Once you’ve measured, go online or to your favorite graphics program and select a few different backgrounds to print that will add to the feel of what you‘re displaying. Use the rulers in any program you use to make them the exact size of your display so you won‘t have to trim them later or lose part of your background trying to cut it down to make it fit. Select the best background from all the ones you’ve printed and cut it out. Do the same with either felt, colored paper or a design you’ve printed for the floor of the display.
(Of course, if you’re an artist, draw and paint your scene!)
You have to make a decision at this point if you’re going to want to change the display later or if you want it to be permanent. Me? I’m way too fickle to make the display permanent so I used double stick tape to attach my background and flooring. But if you are good at making decisions – get a glue bottle and a Q-Tip. Careful not to get glue on your print since most pictures done on an ink jet will run or smear if it gets any dampness on it – I suggest that you take the background or flooring out and on a covered surface. Then put a thin layer of glue directly on the wood and smooth the glue all over the surface. Carefully lay the background paper in and watch for glue blobs that’ll bubble up around the edges. Take a Q-Tip and gently wipe it off making sure to not rub it over the picture. Let dry completely before doing anything else.
Populating Your Scene
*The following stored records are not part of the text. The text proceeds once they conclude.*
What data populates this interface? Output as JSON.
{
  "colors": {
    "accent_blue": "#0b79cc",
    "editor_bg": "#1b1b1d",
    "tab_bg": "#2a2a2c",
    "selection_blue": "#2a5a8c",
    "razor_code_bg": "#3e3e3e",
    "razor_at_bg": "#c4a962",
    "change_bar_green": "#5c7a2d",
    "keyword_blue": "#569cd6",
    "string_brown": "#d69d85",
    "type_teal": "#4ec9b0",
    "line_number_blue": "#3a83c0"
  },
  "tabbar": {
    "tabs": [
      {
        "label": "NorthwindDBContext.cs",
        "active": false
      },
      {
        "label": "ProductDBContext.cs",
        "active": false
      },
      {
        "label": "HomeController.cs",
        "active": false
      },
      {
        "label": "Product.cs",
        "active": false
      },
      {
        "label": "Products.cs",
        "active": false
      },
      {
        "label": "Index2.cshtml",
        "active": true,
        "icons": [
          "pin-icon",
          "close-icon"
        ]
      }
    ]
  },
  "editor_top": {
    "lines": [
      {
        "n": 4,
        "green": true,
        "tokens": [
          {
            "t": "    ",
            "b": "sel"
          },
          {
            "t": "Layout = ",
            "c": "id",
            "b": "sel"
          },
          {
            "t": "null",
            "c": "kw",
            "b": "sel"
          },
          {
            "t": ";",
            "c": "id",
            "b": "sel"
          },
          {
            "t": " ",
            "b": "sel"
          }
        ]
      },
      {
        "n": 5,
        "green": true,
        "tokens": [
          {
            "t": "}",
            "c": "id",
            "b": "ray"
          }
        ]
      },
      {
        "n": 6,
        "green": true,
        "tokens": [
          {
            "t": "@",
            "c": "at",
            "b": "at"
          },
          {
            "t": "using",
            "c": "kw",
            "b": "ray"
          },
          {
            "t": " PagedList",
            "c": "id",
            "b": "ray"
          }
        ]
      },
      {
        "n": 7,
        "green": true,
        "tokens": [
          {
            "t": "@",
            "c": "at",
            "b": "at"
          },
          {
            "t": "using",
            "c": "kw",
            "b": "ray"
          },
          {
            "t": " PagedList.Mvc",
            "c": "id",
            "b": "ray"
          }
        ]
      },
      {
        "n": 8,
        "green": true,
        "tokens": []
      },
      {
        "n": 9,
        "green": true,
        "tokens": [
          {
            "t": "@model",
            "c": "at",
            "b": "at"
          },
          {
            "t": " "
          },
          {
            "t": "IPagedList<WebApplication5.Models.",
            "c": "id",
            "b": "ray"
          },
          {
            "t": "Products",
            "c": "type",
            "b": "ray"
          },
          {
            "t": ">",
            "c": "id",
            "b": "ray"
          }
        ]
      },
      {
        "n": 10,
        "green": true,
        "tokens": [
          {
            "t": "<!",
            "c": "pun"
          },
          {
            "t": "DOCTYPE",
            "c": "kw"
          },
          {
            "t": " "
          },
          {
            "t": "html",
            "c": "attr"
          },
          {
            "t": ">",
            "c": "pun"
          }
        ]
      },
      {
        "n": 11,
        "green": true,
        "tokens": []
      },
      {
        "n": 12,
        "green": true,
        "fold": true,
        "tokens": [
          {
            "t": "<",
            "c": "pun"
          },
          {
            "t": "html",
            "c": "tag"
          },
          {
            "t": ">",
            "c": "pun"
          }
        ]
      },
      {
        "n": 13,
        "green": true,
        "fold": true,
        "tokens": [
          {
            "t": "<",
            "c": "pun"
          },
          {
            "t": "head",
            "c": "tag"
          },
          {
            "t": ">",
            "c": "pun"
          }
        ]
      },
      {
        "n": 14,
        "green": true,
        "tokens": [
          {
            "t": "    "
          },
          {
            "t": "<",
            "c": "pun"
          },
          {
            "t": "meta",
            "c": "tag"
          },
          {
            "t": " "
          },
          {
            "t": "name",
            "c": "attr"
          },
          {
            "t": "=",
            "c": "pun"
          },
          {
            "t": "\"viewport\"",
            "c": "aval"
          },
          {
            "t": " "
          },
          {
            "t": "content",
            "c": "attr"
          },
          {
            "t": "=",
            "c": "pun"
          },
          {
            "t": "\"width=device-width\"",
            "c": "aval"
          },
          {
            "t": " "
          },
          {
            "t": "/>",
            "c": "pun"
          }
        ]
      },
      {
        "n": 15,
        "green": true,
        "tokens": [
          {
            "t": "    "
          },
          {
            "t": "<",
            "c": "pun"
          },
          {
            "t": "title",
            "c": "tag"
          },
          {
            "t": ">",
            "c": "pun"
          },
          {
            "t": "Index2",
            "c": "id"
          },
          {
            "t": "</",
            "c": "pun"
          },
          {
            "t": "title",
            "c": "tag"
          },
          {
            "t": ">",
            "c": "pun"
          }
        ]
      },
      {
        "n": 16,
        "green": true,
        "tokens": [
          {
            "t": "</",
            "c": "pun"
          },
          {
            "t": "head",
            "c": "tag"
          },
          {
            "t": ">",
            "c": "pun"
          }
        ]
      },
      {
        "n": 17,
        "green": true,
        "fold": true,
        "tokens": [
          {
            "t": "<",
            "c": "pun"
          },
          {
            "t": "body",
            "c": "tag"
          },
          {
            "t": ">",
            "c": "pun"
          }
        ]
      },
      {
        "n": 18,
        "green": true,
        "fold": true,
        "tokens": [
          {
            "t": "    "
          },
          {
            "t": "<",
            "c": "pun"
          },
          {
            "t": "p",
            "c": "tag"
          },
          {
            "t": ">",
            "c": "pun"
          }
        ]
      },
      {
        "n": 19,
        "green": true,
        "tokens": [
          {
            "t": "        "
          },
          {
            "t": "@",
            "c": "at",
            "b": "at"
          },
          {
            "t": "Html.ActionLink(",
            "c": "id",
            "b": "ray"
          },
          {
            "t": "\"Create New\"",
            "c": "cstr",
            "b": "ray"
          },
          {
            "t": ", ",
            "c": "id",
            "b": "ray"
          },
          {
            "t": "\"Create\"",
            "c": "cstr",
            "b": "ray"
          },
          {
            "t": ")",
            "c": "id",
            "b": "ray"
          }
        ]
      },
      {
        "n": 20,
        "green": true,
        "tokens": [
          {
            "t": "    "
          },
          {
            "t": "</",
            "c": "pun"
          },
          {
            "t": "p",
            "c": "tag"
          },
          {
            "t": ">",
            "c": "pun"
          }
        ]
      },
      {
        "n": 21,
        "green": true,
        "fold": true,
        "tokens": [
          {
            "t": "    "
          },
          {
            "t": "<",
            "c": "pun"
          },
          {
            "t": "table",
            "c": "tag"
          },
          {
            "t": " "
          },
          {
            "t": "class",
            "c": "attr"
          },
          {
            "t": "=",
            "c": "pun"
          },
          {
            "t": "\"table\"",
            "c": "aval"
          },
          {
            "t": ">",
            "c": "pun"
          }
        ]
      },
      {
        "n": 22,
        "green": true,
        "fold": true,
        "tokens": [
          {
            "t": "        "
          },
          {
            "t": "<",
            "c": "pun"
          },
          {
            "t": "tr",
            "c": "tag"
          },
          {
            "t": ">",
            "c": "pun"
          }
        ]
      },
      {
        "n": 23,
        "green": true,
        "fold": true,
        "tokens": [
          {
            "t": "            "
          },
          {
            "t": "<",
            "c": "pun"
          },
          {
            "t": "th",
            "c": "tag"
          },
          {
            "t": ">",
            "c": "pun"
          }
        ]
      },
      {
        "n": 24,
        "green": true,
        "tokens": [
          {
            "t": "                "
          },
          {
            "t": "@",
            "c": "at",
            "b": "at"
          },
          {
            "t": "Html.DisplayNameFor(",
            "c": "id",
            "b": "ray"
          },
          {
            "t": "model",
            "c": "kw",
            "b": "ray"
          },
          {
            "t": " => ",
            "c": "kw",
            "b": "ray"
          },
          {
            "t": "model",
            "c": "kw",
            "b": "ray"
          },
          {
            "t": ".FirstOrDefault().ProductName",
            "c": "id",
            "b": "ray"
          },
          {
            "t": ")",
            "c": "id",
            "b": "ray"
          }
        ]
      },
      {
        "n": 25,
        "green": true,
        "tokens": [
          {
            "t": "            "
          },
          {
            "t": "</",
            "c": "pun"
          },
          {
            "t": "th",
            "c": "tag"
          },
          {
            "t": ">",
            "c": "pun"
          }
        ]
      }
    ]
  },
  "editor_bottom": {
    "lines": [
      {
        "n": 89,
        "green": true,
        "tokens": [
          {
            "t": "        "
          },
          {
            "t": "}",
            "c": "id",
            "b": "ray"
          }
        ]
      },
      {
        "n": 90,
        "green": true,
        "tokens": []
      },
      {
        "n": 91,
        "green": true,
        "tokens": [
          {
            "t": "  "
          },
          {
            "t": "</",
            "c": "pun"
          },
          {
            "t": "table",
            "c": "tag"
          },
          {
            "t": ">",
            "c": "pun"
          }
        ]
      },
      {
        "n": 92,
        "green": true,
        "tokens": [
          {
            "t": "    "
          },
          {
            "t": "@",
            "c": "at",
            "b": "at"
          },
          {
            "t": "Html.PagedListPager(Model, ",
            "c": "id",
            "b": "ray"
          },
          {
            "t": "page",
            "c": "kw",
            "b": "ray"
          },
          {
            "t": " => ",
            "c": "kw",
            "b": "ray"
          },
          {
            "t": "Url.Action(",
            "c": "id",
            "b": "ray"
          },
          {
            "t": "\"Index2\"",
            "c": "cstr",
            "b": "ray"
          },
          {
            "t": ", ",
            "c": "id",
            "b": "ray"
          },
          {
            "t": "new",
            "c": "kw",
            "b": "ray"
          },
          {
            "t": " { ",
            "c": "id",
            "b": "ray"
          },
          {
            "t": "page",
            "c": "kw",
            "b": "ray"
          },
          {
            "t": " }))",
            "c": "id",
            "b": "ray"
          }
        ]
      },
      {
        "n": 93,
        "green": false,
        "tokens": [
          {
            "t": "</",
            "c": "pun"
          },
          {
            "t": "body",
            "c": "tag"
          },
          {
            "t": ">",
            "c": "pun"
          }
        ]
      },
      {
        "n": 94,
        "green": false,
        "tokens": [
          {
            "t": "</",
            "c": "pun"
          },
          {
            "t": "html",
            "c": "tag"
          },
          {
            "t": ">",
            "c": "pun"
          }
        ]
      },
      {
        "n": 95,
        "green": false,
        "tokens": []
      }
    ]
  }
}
“Time to make the doughnuts” as an old ad used to say when it was time for the good stuff. You’re now ready to start filling your display! Since you’ve installed your background and flooring you’re ready to put your collectables in the display. Try all kinds of combinations before closing the door and being done. You can always hang a bat from the ceiling, add a last minute skeleton or any other thing that will make your items scream with realism or show great flights of fantasy in your showcase. Enjoy!